American astronaut Sally Ride monitors control panels from the pilot’s chair on the flight deck in 1983. Photo by Apic/Getty Images.
*Editor’s note: On Monday, PBS NewsHour science correspondent Miles O’Brien will serve as master of ceremonies at an event honoring the legacy of astronaut Sally Ride at Washington, D.C.’s John F. Kennedy Center for the Performing Arts. Monday’s tribute will highlight both her impact on the space program as well as her lifelong commitment to promoting science literacy among young people. Through the organization she founded, Sally Ride Science, she reached out to young girls, encouraging them to enter careers in the Science, Technology, Engineering and Math (STEM) fields, where there is a noticeable gap.
NewsHour correspondent Jeff Brown spoke with O’Brien on Monday about Ride and her legacy:
And this is the column that O’Brien wrote immediately following Ride’s death in July 2012, after a 17-month battle with pancreatic cancer.*
On Jan. 28, 2003, I was sitting on top of the world — and hoping that would soon be literally the case — when Sally Ride knocked on my door in Atlanta. She was one of the guests of honor at my home that night to celebrate the opening of a new Challenger Learning Center.
It was no coincidence that this happened to be the 17th anniversary of the loss of OV-099 and the crew of STS-51-L. The surviving family members of that crew like to honor the last Challenger crew by cutting the ribbon on a new Challenger Center every year on January 28, if possible.
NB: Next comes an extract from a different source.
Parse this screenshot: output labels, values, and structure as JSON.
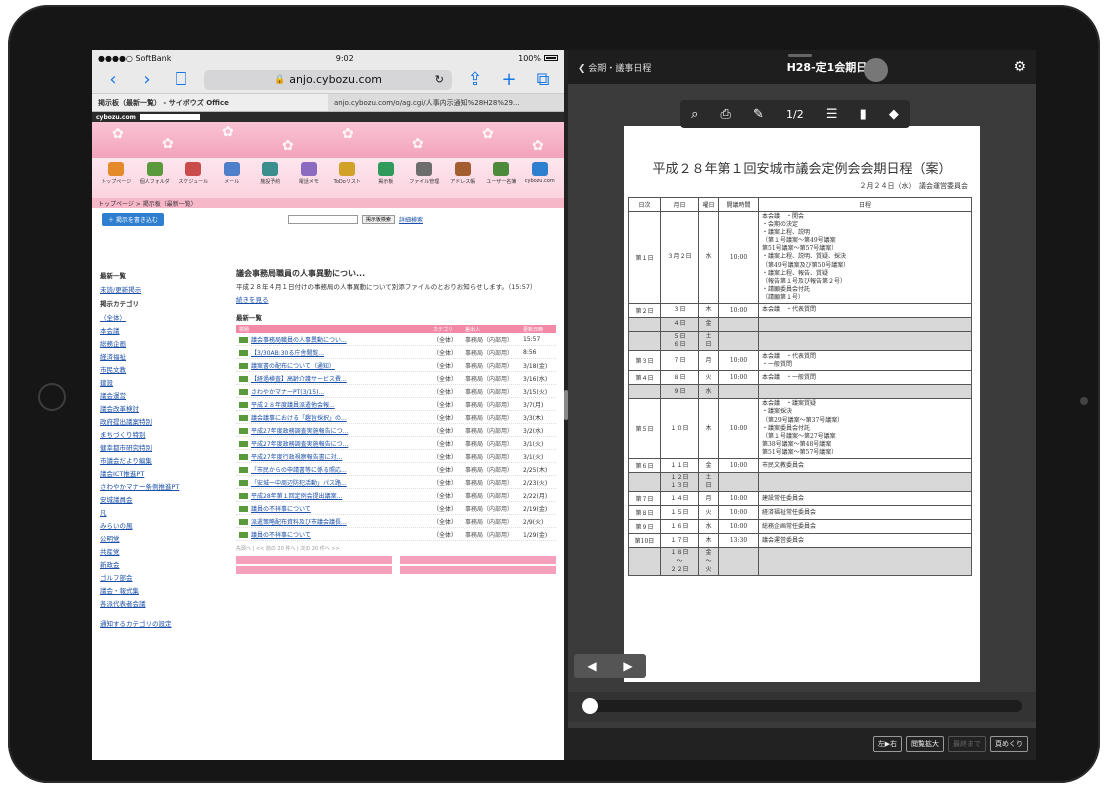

Sally was there to keynote the event at a museum (now defunct) called SciTrek, and I was hosting all the players involved in that noble cause.
Cheryl McNair, June Scobee Rodgers, Sally Ride and Miles O’Brien pictured at the opening of the Challenger Learning Center in Atlanta on Jan. 28, 2003. Photo by Ted Pio-roda/CNN.
When Sally arrived among this august crowd, she clearly owned the room. We all lined up for our photo with her, and she showed no impatience with what must have been for her a familiar ritual.
I had known her for some time already. She reached out to me at CNN whenever she had news to share about her efforts to reach out to young girls with her Sally Ride Science Festivals and Camps, and her amazing EarthKAM program that allows middle school students to take pictures with a digital camera mounted on the International Space Station.
She was relentless in her drive to get girls into the STEM fields. And she succeeded; no small feat in a culture that gives girls the message that working in a lab coat does not flatter their figure.
Sally was not one for small talk, and so it went at the party. But if the subject of conversation orbited close to her domain, she lit up like a solid rocket booster. And that is what happened when I confided in her that I had come to an agreement with NASA that would allow me to become the first journalist to fly on the space shuttle.
Three days before launch, Ride takes a last look at Houston before taking off in a T-38 jet, bound for NASA’s Kennedy Space Center in Florida. Photo by NASA.
We spoke at length about ways she and I could work together to reach as many young people as possible before, during and after my flight. She had committed her life to changing the face of the scientific fields, and was not one to let pass an opportunity to make a difference.
Sally understood what it meant to engage and inspire others. It requires imagination, hard work and tenacity. She had healthy doses of all of those admirable qualities, and more.
But she was less interested in talking about much of anything else. She built a wall of privacy around her intimate life, and allowed very few inside.
Perhaps all of this is why the only memoir that she wrote, To Space and Back (1986), was written for young readers and was focused on her two shuttle missions.
I normally do not ask people for autographs or inscriptions, but on this night I made an exception. I handed her my copy of the book, and she wrote: “Hope you’re the first journalist in space!”
Sally Ride’s inscription to Miles O’Brien in her book “To Space and Back.” Photo by Miles O’Brien
Nice words from someone who knows what it means to be first.
While she was signing, and we were celebrating, the STS-107 crew was orbiting a few hundred miles over our head — unaware of the fatal breach in the reinforced carbon heat shield on the leading edge of Columbia’s wing.
In four days, everything would change for the people in my house that night. Columbia, of course, did not make it home. Sally Ride would soon be serving on her second commission investigating the loss of a space shuttle and its crew.
In the forward to her book, she writes that it was ready to go to the printer when Challenger exploded one minute after lift-off. She wrote that she thought about whether to change anything, and decided to leave it as is, adding a dedication to the lost crew.
“All adventures — especially into new territory — are scary, and there has always been an element of danger in space flight,” she wrote. “I wanted to be an astronaut because I thought it would a challenging opportunity. It was; it was also an experience that I shall never forget.”
She knew the risks well, but still embraced the great adventure. That’s a life lesson worth remembering.
Watch PBS NewsHour’s report from July 24, 2012, on the life and legacy of Sally Ride.
This column was originally published on July 24, 2012.